The bike ride down to Lassen will be a leisurely warm up along Highway 101.  Once I begin climbing from the Mount Lassen trailhead, the "clock" starts, and stops when I have made it back down to the Mount Baker trailhead after successfully summitting all 16 of the peaks.  My goal is to complete the climbing portion of the tour in 30 days.  While this is a very ambitious timeline, I believe it is possible by combining a lot of climbing days with biking.  From what I've timed out, I hypothesize the fastest possible time to do this would be 24 days without any weather delays, rest days, or bike issues.

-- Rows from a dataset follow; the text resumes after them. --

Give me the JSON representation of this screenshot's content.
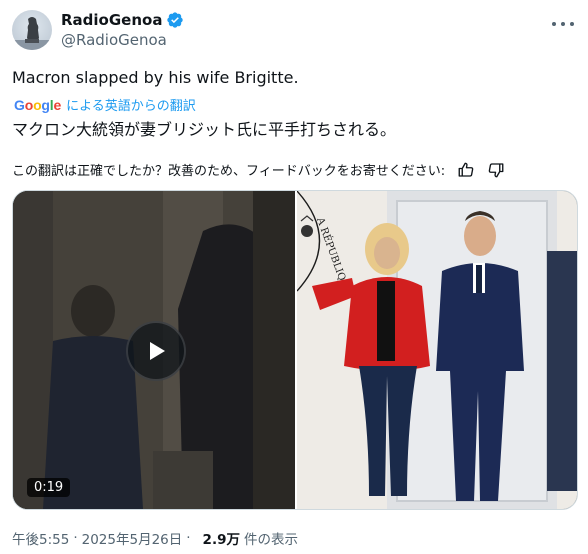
{
  "author": {
    "name": "RadioGenoa",
    "handle": "@RadioGenoa",
    "verified": true,
    "verified_color": "#1d9bf0"
  },
  "menu": {
    "icon": "more-horizontal-icon"
  },
  "tweet": {
    "text": "Macron slapped by his wife Brigitte.",
    "translation_label": "による英語からの翻訳",
    "translation_provider": "Google",
    "translated_text": "マクロン大統領が妻ブリジット氏に平手打ちされる。",
    "feedback_question": "この翻訳は正確でしたか？改善のため、フィードバックをお寄せください:"
  },
  "media": {
    "video": {
      "duration": "0:19",
      "icon": "play-icon"
    },
    "photo": {
      "seal_text": "A RÉPUBLIQUE"
    }
  },
  "meta": {
    "time": "午後5:55",
    "date": "2025年5月26日",
    "views": "2.9万",
    "views_label": "件の表示"
  },
  "colors": {
    "text": "#0f1419",
    "secondary": "#536471",
    "link": "#1d9bf0",
    "border": "#cfd9de"
  }
}
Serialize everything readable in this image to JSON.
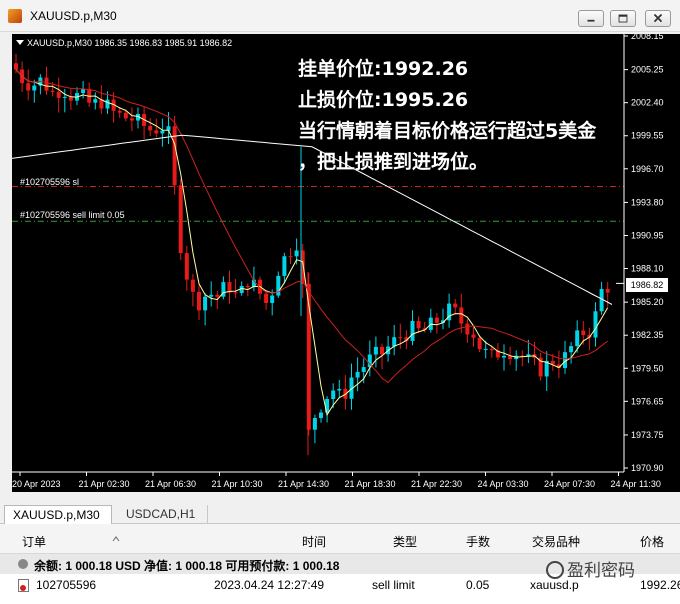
{
  "window": {
    "title": "XAUUSD.p,M30"
  },
  "chart": {
    "header": "XAUUSD.p,M30  1986.35 1986.83 1985.91 1986.82",
    "last_price": "1986.82",
    "price_ticks": [
      "2008.15",
      "2005.25",
      "2002.40",
      "1999.55",
      "1996.70",
      "1993.80",
      "1990.95",
      "1988.10",
      "1985.20",
      "1982.35",
      "1979.50",
      "1976.65",
      "1973.75",
      "1970.90"
    ],
    "time_ticks": [
      "20 Apr 2023",
      "21 Apr 02:30",
      "21 Apr 06:30",
      "21 Apr 10:30",
      "21 Apr 14:30",
      "21 Apr 18:30",
      "21 Apr 22:30",
      "24 Apr 03:30",
      "24 Apr 07:30",
      "24 Apr 11:30"
    ],
    "sl_label": "#102705596 sl",
    "order_label": "#102705596 sell limit 0.05",
    "colors": {
      "bull": "#00d4e8",
      "bear": "#e81a1a",
      "ma_fast": "#ffffa0",
      "ma_slow": "#cc2020",
      "ma_long": "#ffffff"
    }
  },
  "overlay": {
    "line1": "挂单价位:1992.26",
    "line2": "止损价位:1995.26",
    "line3": "当行情朝着目标价格运行超过5美金",
    "line4": "，把止损推到进场位。"
  },
  "tabs": [
    {
      "label": "XAUUSD.p,M30"
    },
    {
      "label": "USDCAD,H1"
    }
  ],
  "table": {
    "headers": [
      "订单",
      "时间",
      "类型",
      "手数",
      "交易品种",
      "价格"
    ],
    "summary": "余额: 1 000.18 USD  净值: 1 000.18  可用预付款: 1 000.18",
    "row": {
      "order": "102705596",
      "time": "2023.04.24 12:27:49",
      "type": "sell limit",
      "lots": "0.05",
      "symbol": "xauusd.p",
      "price": "1992.26"
    }
  },
  "watermark": "盈利密码"
}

A few more specifics on the geology:  I chose the 16 mountains on the list based on which mountains were active volcanoes.  From the south, they are Lassen, Shasta, Medicine Lake (Mount Hoffman), McCloughlin, Mount Mazama/Crater Lake (Hillman Peak), Newberry Volcano (Paulina Peak), South Sister, Middle Sister, North Sister, Jefferson, Hood, Adams, Helens, Rainier, Glacier, Baker.  Two of the volcanoes, Medicine Lake and Newberry, aren't the typical stratovolcanoes that explode dramatically like Rainier or Mount Saint Helens.  Instead these are shield volcanoes that erupt gently and have low viscosity, forming a wide low "shield" shape.  Medicine Lake is the largest volcano in terms of volume, and Newberry is the largest in terms of surface area coverage!  Mount Mazama is actually a stratovolcano.  It formerly stood much higher, but about 8,000 years ago it erupted and collapsed in on itself, forming Crater Lake.  While these three aren't typical "climbing objectives, they are very much active and therefore I've added their subsequent high points to the list of volcanoes to climb.

I've chosen NOT to include some typical climbing objectives such as Bachelor, Thielsen, or Washington (Oregon volcanoes), as these are extinct volcanoes.  Also, one could argue the Cascade Range continues into Canada and should include Mount Garibaldi or Mount Silverthrone.  However, it seems most geologists consider the Cascade Range to end at the Fraser River north of Baker, and the Pacific Ranges pick up from there.

A few notes on the self supported objective.  While unsupported and supported have very clear definitive boundaries, self supported does not.  Taken from the Fastest Known Time website, "Self-supported means that you don't carry everything you need from the start, but you don't have dedicated, pre-arranged people helping you."  Specifically, I will resupply with food and water along the route from grocery stores, gas stations, roadside cafes, or anywhere I can get some food.  While mailing boxes to myself is allowed, I do not believe this is in the spirit of the challenge and will not be doing it myself.  For example, I don't need any of my climbing gear for the 800 miles of biking down to Lassen.  Nor do I need my technical gear (rope, harness, pickets) for many of the mountains.  I could potentially mail these unneeded items forward to particular spots, but I feel better about starting and ending the tour with all my gear, and only resupplying with food and water.  I potentially will have gear shipped to me or bought in a store if gear breaks or I lose it.  Also, I plan to meet up with my girlfriend at some point on the tour, but no assistance from her will be provided.

I will have a SPOT Tracker on me and tracking anytime I will be moving, whether it be biking or climbing. I foresee the only time I will shut it off will be while at camp for the night or to change batteries. I also will do my best to verify every mile of biking and climbing via GPS watch/Strava, but I foresee issues with keeping rechargeable items charged at certain points on the trip. I also am taking a gopro to capture footage of all the adventure.

I've invested countless hours of planning and scouting for this trip, and most of it is compiled in this Google Spreadsheet.  Feel free to read more into the specifics of biking routes, climbing routes, the mileage/elevation gain, planned schedule, etc.

48.7766868, -121.8144143